## Instructions to follow
Each record, minus any picture, should be returned exactly as written.

## Supplied data
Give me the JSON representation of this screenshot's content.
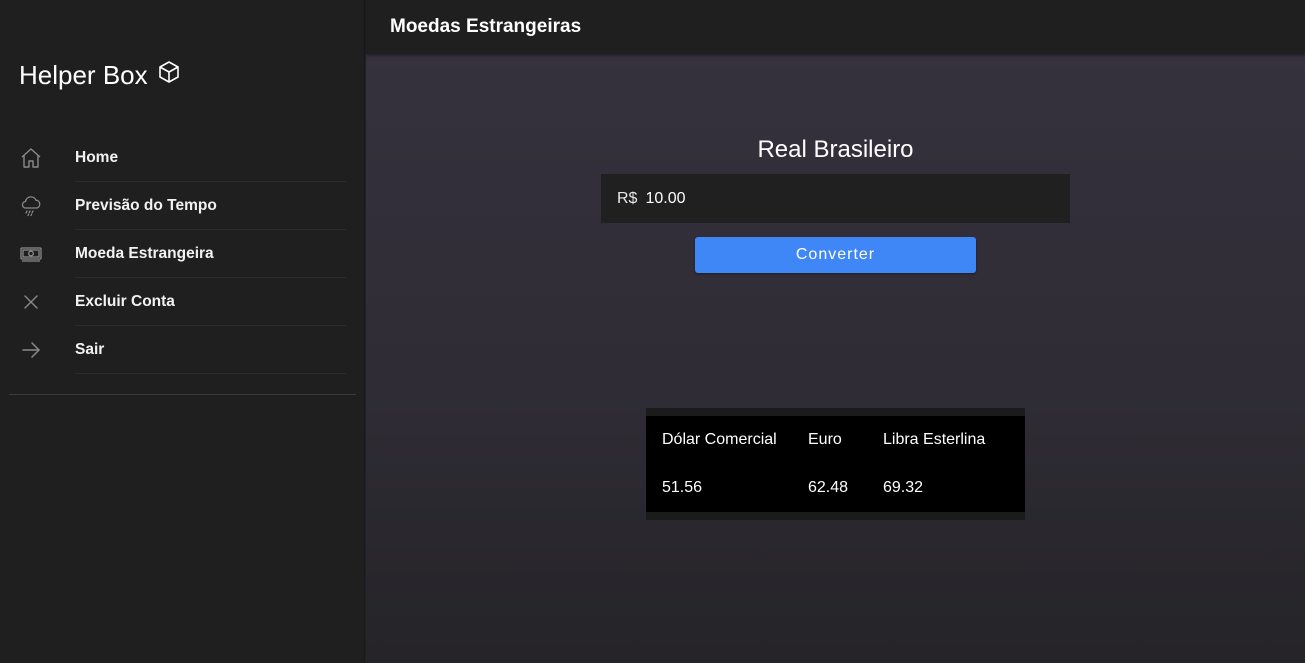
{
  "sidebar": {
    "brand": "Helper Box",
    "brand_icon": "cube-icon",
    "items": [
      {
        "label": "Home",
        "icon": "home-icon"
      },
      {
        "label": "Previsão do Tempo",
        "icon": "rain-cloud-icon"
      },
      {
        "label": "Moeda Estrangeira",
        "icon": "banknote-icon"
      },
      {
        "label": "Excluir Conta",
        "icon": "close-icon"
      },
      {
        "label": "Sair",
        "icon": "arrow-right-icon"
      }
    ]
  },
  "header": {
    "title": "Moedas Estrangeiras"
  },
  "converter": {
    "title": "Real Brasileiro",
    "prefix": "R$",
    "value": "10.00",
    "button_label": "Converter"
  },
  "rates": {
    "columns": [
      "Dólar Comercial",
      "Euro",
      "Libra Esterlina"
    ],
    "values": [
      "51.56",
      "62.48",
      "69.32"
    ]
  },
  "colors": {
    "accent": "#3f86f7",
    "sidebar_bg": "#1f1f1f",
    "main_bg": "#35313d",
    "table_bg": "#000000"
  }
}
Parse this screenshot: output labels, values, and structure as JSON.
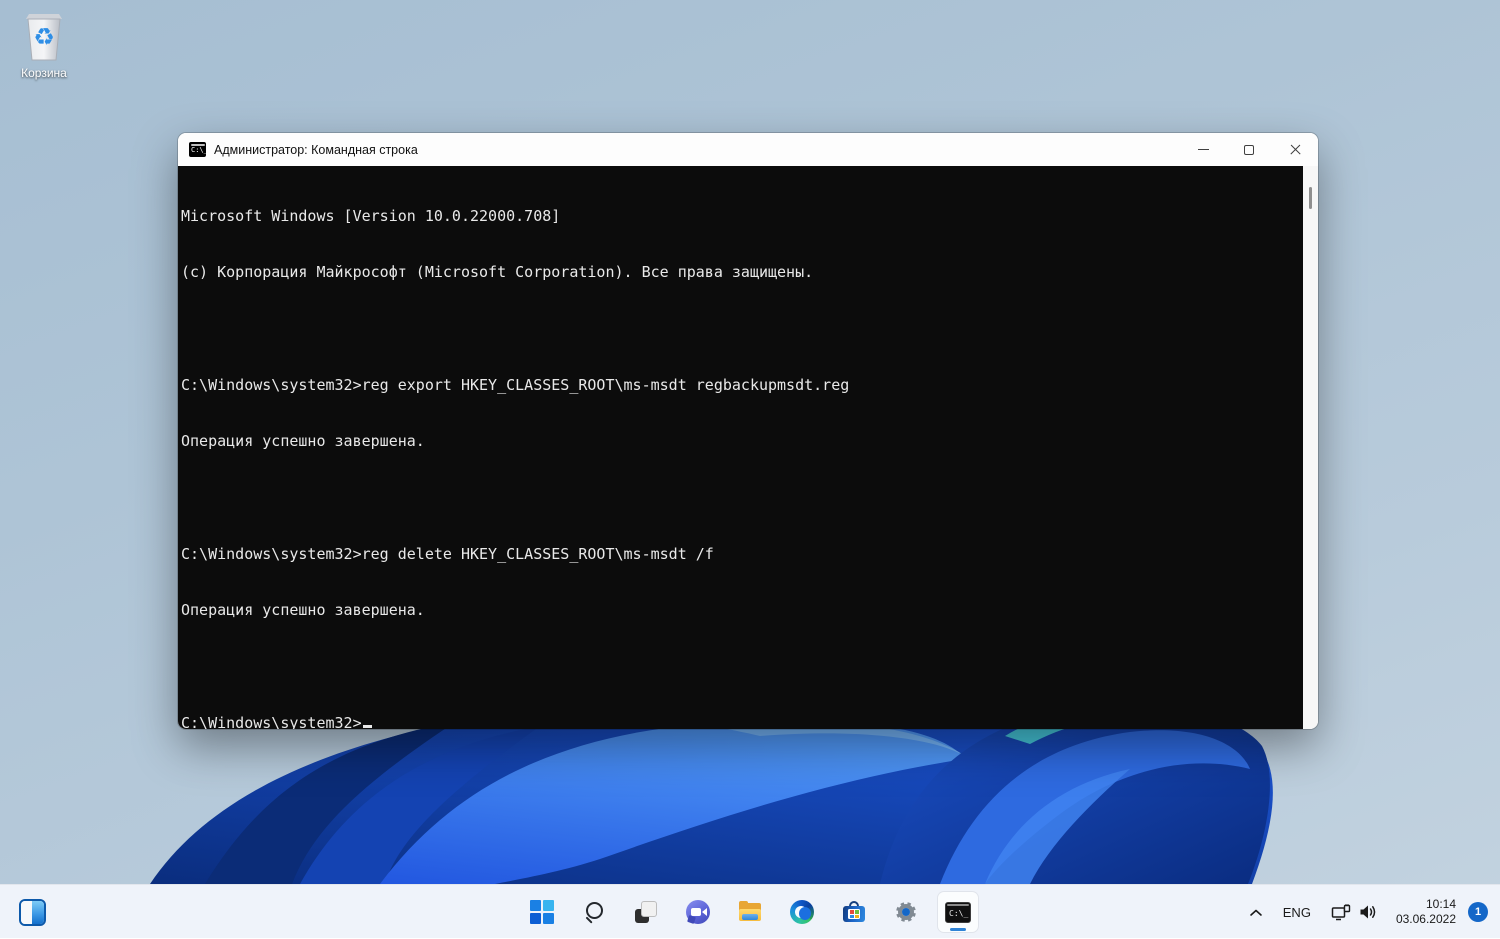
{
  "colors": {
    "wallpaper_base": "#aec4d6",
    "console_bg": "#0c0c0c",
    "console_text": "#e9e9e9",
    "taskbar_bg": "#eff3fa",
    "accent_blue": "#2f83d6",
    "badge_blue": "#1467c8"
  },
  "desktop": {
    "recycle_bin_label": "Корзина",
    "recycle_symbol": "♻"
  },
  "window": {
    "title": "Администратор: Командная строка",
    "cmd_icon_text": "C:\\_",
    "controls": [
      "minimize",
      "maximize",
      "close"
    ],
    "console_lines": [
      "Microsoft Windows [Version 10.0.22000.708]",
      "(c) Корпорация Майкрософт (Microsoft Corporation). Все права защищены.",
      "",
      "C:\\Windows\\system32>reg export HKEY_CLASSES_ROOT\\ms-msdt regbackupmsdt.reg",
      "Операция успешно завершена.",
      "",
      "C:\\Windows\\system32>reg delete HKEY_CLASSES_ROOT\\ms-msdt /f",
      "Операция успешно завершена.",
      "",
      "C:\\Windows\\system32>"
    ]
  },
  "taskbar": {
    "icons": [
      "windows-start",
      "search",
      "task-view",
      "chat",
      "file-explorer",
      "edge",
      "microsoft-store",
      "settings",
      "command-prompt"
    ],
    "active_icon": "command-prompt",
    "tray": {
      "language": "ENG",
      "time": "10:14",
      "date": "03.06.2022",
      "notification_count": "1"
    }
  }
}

## Result
Give me the JSON representation of this screenshot's content.
{
  "sidebar": {
    "brand": "Helper Box",
    "brand_icon": "cube-icon",
    "items": [
      {
        "label": "Home",
        "icon": "home-icon"
      },
      {
        "label": "Previsão do Tempo",
        "icon": "rain-cloud-icon"
      },
      {
        "label": "Moeda Estrangeira",
        "icon": "banknote-icon"
      },
      {
        "label": "Excluir Conta",
        "icon": "close-icon"
      },
      {
        "label": "Sair",
        "icon": "arrow-right-icon"
      }
    ]
  },
  "header": {
    "title": "Moedas Estrangeiras"
  },
  "converter": {
    "title": "Real Brasileiro",
    "prefix": "R$",
    "value": "10.00",
    "button_label": "Converter"
  },
  "rates": {
    "columns": [
      "Dólar Comercial",
      "Euro",
      "Libra Esterlina"
    ],
    "values": [
      "51.56",
      "62.48",
      "69.32"
    ]
  },
  "colors": {
    "accent": "#3f86f7",
    "sidebar_bg": "#1f1f1f",
    "main_bg": "#35313d",
    "table_bg": "#000000"
  }
}
Parse this screenshot: output labels, values, and structure as JSON.
{
  "colors": {
    "wallpaper_base": "#aec4d6",
    "console_bg": "#0c0c0c",
    "console_text": "#e9e9e9",
    "taskbar_bg": "#eff3fa",
    "accent_blue": "#2f83d6",
    "badge_blue": "#1467c8"
  },
  "desktop": {
    "recycle_bin_label": "Корзина",
    "recycle_symbol": "♻"
  },
  "window": {
    "title": "Администратор: Командная строка",
    "cmd_icon_text": "C:\\_",
    "controls": [
      "minimize",
      "maximize",
      "close"
    ],
    "console_lines": [
      "Microsoft Windows [Version 10.0.22000.708]",
      "(c) Корпорация Майкрософт (Microsoft Corporation). Все права защищены.",
      "",
      "C:\\Windows\\system32>reg export HKEY_CLASSES_ROOT\\ms-msdt regbackupmsdt.reg",
      "Операция успешно завершена.",
      "",
      "C:\\Windows\\system32>reg delete HKEY_CLASSES_ROOT\\ms-msdt /f",
      "Операция успешно завершена.",
      "",
      "C:\\Windows\\system32>"
    ]
  },
  "taskbar": {
    "icons": [
      "windows-start",
      "search",
      "task-view",
      "chat",
      "file-explorer",
      "edge",
      "microsoft-store",
      "settings",
      "command-prompt"
    ],
    "active_icon": "command-prompt",
    "tray": {
      "language": "ENG",
      "time": "10:14",
      "date": "03.06.2022",
      "notification_count": "1"
    }
  }
}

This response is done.